#### DESCRIPTION OF THE TASK
Restating every entry exactly is the whole task.

#### LISTED ENTRIES
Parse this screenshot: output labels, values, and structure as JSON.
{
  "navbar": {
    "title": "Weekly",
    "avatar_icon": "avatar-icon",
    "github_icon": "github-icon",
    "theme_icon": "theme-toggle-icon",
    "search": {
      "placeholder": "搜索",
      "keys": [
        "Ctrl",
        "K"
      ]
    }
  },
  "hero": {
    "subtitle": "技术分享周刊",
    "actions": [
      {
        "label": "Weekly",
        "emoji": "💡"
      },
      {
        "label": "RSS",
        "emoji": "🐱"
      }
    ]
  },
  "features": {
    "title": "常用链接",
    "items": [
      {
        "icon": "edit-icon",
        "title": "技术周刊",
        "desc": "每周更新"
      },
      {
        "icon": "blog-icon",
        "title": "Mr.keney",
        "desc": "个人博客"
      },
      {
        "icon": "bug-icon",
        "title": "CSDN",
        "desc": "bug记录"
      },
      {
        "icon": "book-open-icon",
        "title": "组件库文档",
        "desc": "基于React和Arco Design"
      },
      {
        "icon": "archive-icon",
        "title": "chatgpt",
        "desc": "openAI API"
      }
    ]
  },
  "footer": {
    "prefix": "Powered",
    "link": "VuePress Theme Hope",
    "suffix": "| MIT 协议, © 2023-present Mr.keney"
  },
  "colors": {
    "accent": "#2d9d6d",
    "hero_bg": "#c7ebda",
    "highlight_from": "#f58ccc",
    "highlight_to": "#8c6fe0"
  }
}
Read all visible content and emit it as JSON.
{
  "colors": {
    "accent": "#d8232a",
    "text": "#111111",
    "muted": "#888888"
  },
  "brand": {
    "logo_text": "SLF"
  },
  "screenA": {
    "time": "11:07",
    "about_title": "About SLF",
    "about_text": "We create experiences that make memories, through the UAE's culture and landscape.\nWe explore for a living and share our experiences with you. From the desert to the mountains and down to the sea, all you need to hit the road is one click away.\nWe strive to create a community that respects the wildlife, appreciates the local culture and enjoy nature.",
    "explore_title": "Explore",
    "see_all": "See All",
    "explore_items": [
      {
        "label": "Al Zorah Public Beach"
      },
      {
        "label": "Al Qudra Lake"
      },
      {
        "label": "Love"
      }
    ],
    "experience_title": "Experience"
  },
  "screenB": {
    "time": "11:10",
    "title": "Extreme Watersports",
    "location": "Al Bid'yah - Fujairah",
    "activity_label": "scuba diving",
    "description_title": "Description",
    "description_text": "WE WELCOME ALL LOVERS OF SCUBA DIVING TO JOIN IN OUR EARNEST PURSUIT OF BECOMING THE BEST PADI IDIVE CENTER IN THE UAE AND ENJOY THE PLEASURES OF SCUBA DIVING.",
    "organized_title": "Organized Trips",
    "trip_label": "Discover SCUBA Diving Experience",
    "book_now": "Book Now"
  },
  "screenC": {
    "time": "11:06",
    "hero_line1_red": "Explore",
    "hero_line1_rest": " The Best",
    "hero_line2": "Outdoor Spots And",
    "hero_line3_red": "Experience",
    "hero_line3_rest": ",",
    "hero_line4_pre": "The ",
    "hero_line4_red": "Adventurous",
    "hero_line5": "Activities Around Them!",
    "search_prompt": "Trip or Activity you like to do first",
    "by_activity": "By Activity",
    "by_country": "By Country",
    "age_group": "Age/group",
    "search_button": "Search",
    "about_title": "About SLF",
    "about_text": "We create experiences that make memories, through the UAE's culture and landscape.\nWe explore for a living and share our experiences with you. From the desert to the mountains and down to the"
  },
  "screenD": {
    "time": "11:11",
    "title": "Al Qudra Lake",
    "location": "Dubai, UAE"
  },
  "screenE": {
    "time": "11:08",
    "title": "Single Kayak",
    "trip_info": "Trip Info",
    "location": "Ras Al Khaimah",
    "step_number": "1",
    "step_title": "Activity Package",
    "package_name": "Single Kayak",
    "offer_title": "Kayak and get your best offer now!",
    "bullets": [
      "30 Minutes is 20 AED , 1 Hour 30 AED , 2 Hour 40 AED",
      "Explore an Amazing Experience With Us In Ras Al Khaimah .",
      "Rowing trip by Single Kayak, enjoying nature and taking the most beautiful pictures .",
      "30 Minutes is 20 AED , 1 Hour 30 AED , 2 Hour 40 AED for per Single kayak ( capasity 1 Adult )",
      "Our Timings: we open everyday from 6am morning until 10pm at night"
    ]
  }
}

#### TASK OUTPUT
Parse this screenshot: output labels, values, and structure as JSON.
{
  "navbar": {
    "title": "Weekly",
    "avatar_icon": "avatar-icon",
    "github_icon": "github-icon",
    "theme_icon": "theme-toggle-icon",
    "search": {
      "placeholder": "搜索",
      "keys": [
        "Ctrl",
        "K"
      ]
    }
  },
  "hero": {
    "subtitle": "技术分享周刊",
    "actions": [
      {
        "label": "Weekly",
        "emoji": "💡"
      },
      {
        "label": "RSS",
        "emoji": "🐱"
      }
    ]
  },
  "features": {
    "title": "常用链接",
    "items": [
      {
        "icon": "edit-icon",
        "title": "技术周刊",
        "desc": "每周更新"
      },
      {
        "icon": "blog-icon",
        "title": "Mr.keney",
        "desc": "个人博客"
      },
      {
        "icon": "bug-icon",
        "title": "CSDN",
        "desc": "bug记录"
      },
      {
        "icon": "book-open-icon",
        "title": "组件库文档",
        "desc": "基于React和Arco Design"
      },
      {
        "icon": "archive-icon",
        "title": "chatgpt",
        "desc": "openAI API"
      }
    ]
  },
  "footer": {
    "prefix": "Powered",
    "link": "VuePress Theme Hope",
    "suffix": "| MIT 协议, © 2023-present Mr.keney"
  },
  "colors": {
    "accent": "#2d9d6d",
    "hero_bg": "#c7ebda",
    "highlight_from": "#f58ccc",
    "highlight_to": "#8c6fe0"
  }
}
Read all visible content and emit it as JSON.
{
  "colors": {
    "accent": "#d8232a",
    "text": "#111111",
    "muted": "#888888"
  },
  "brand": {
    "logo_text": "SLF"
  },
  "screenA": {
    "time": "11:07",
    "about_title": "About SLF",
    "about_text": "We create experiences that make memories, through the UAE's culture and landscape.\nWe explore for a living and share our experiences with you. From the desert to the mountains and down to the sea, all you need to hit the road is one click away.\nWe strive to create a community that respects the wildlife, appreciates the local culture and enjoy nature.",
    "explore_title": "Explore",
    "see_all": "See All",
    "explore_items": [
      {
        "label": "Al Zorah Public Beach"
      },
      {
        "label": "Al Qudra Lake"
      },
      {
        "label": "Love"
      }
    ],
    "experience_title": "Experience"
  },
  "screenB": {
    "time": "11:10",
    "title": "Extreme Watersports",
    "location": "Al Bid'yah - Fujairah",
    "activity_label": "scuba diving",
    "description_title": "Description",
    "description_text": "WE WELCOME ALL LOVERS OF SCUBA DIVING TO JOIN IN OUR EARNEST PURSUIT OF BECOMING THE BEST PADI IDIVE CENTER IN THE UAE AND ENJOY THE PLEASURES OF SCUBA DIVING.",
    "organized_title": "Organized Trips",
    "trip_label": "Discover SCUBA Diving Experience",
    "book_now": "Book Now"
  },
  "screenC": {
    "time": "11:06",
    "hero_line1_red": "Explore",
    "hero_line1_rest": " The Best",
    "hero_line2": "Outdoor Spots And",
    "hero_line3_red": "Experience",
    "hero_line3_rest": ",",
    "hero_line4_pre": "The ",
    "hero_line4_red": "Adventurous",
    "hero_line5": "Activities Around Them!",
    "search_prompt": "Trip or Activity you like to do first",
    "by_activity": "By Activity",
    "by_country": "By Country",
    "age_group": "Age/group",
    "search_button": "Search",
    "about_title": "About SLF",
    "about_text": "We create experiences that make memories, through the UAE's culture and landscape.\nWe explore for a living and share our experiences with you. From the desert to the mountains and down to the"
  },
  "screenD": {
    "time": "11:11",
    "title": "Al Qudra Lake",
    "location": "Dubai, UAE"
  },
  "screenE": {
    "time": "11:08",
    "title": "Single Kayak",
    "trip_info": "Trip Info",
    "location": "Ras Al Khaimah",
    "step_number": "1",
    "step_title": "Activity Package",
    "package_name": "Single Kayak",
    "offer_title": "Kayak and get your best offer now!",
    "bullets": [
      "30 Minutes is 20 AED , 1 Hour 30 AED , 2 Hour 40 AED",
      "Explore an Amazing Experience With Us In Ras Al Khaimah .",
      "Rowing trip by Single Kayak, enjoying nature and taking the most beautiful pictures .",
      "30 Minutes is 20 AED , 1 Hour 30 AED , 2 Hour 40 AED for per Single kayak ( capasity 1 Adult )",
      "Our Timings: we open everyday from 6am morning until 10pm at night"
    ]
  }
}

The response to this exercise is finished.